**Task goal**
Show each line of the data below in which "label" occurs.

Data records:
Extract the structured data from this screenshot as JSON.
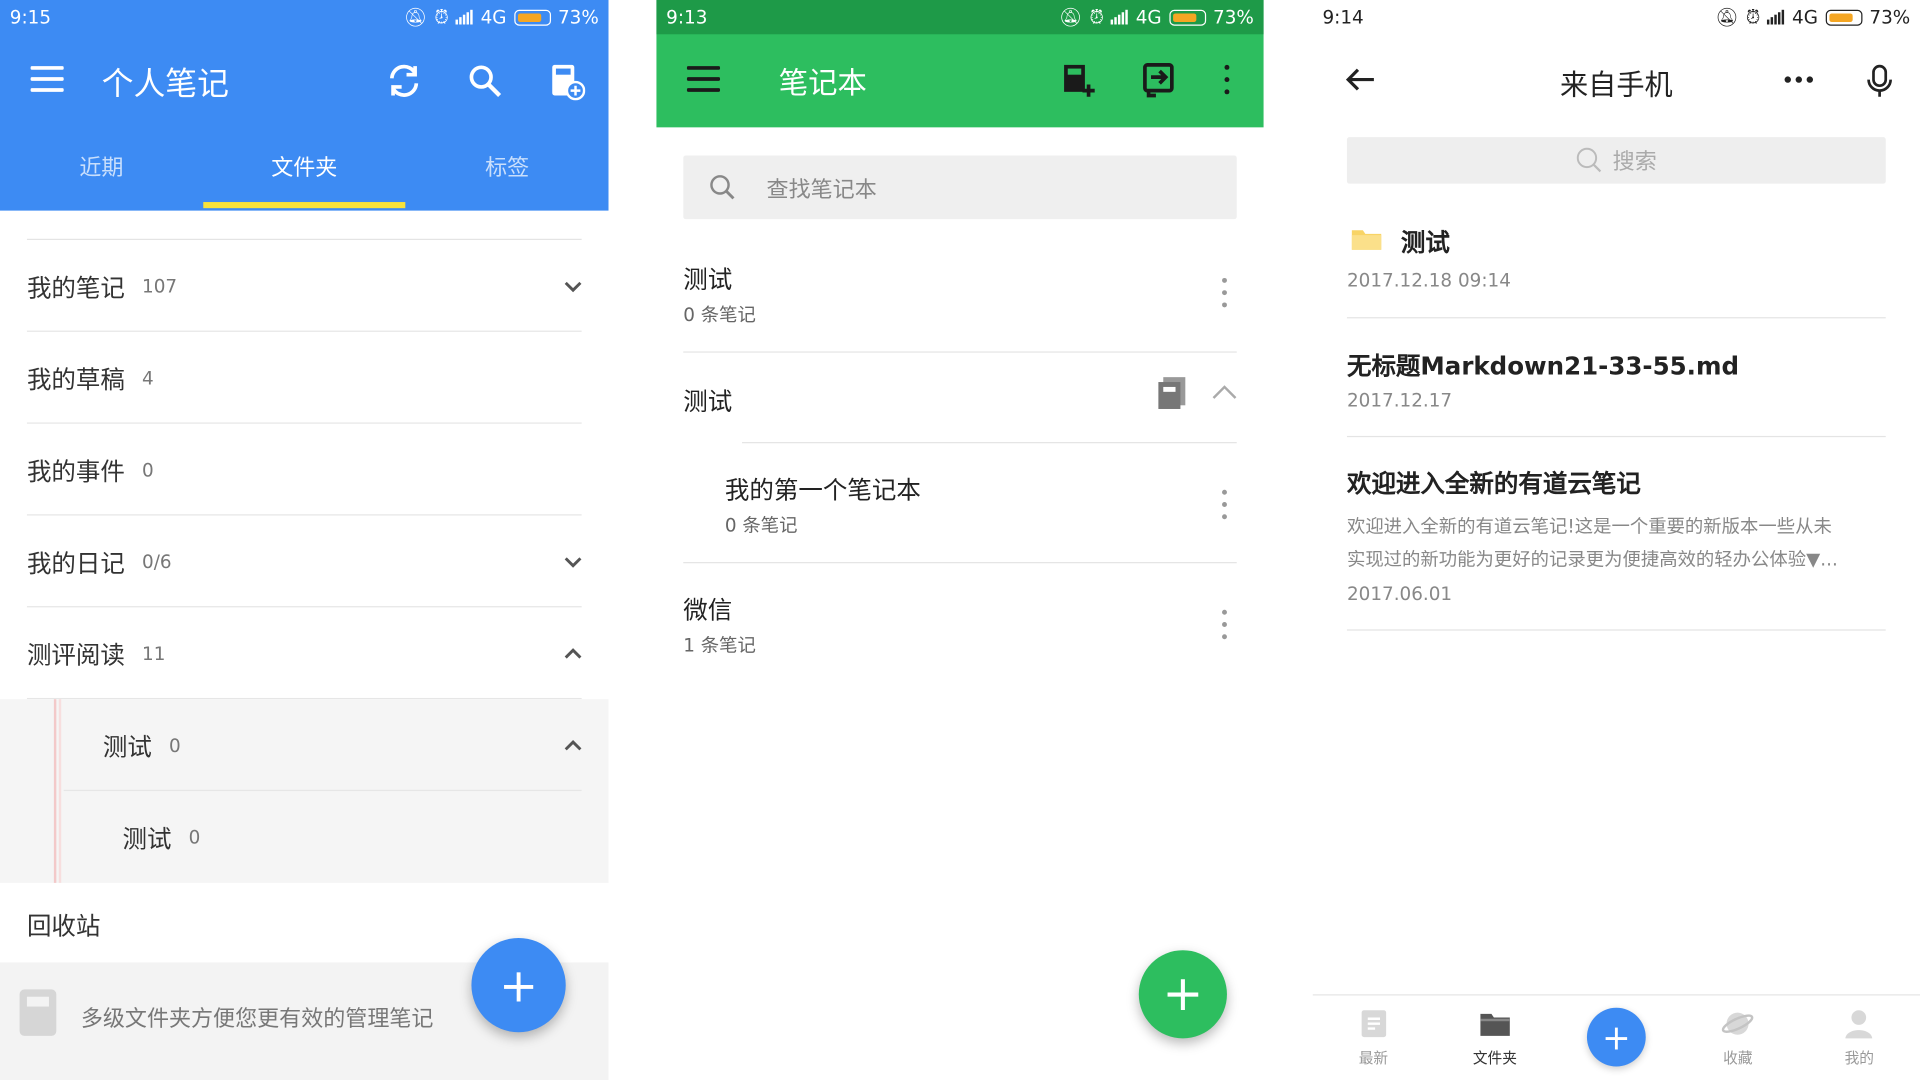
{
  "colors": {
    "s1_blue": "#3d8bf3",
    "s1_tab_indicator": "#f7e23b",
    "s2_green": "#2dbe5f",
    "s2_status": "#1e9a48",
    "s3_fab_blue": "#3d8bf3"
  },
  "screen1": {
    "status": {
      "time": "9:15",
      "network": "4G",
      "battery": "73%"
    },
    "title": "个人笔记",
    "icons": [
      "menu-icon",
      "sync-icon",
      "search-icon",
      "new-notebook-icon"
    ],
    "tabs": [
      "近期",
      "文件夹",
      "标签"
    ],
    "active_tab": "文件夹",
    "folders": [
      {
        "name": "我的笔记",
        "count": "107"
      },
      {
        "name": "我的草稿",
        "count": "4"
      },
      {
        "name": "我的事件",
        "count": "0"
      },
      {
        "name": "我的日记",
        "count": "0/6"
      },
      {
        "name": "测评阅读",
        "count": "11"
      },
      {
        "name": "测试",
        "count": "0"
      },
      {
        "name": "测试",
        "count": "0"
      }
    ],
    "recycle": "回收站",
    "tip": "多级文件夹方便您更有效的管理笔记",
    "fab": "+"
  },
  "screen2": {
    "status": {
      "time": "9:13",
      "network": "4G",
      "battery": "73%"
    },
    "title": "笔记本",
    "search_placeholder": "查找笔记本",
    "notebooks": [
      {
        "name": "测试",
        "sub": "0 条笔记"
      },
      {
        "name": "测试"
      },
      {
        "name": "我的第一个笔记本",
        "sub": "0 条笔记"
      },
      {
        "name": "微信",
        "sub": "1 条笔记"
      }
    ],
    "fab": "+"
  },
  "screen3": {
    "status": {
      "time": "9:14",
      "network": "4G",
      "battery": "73%"
    },
    "title": "来自手机",
    "search_placeholder": "搜索",
    "items": [
      {
        "title": "测试",
        "date": "2017.12.18 09:14"
      },
      {
        "title": "无标题Markdown21-33-55.md",
        "date": "2017.12.17"
      },
      {
        "title": "欢迎进入全新的有道云笔记",
        "preview1": "欢迎进入全新的有道云笔记!这是一个重要的新版本一些从未",
        "preview2": "实现过的新功能为更好的记录更为便捷高效的轻办公体验▼...",
        "date": "2017.06.01"
      }
    ],
    "nav": [
      {
        "label": "最新"
      },
      {
        "label": "文件夹"
      },
      {
        "label": "+"
      },
      {
        "label": "收藏"
      },
      {
        "label": "我的"
      }
    ]
  }
}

**Exercise solution**
        "label": "最新"
        "label": "文件夹"
        "label": "+"
        "label": "收藏"
        "label": "我的"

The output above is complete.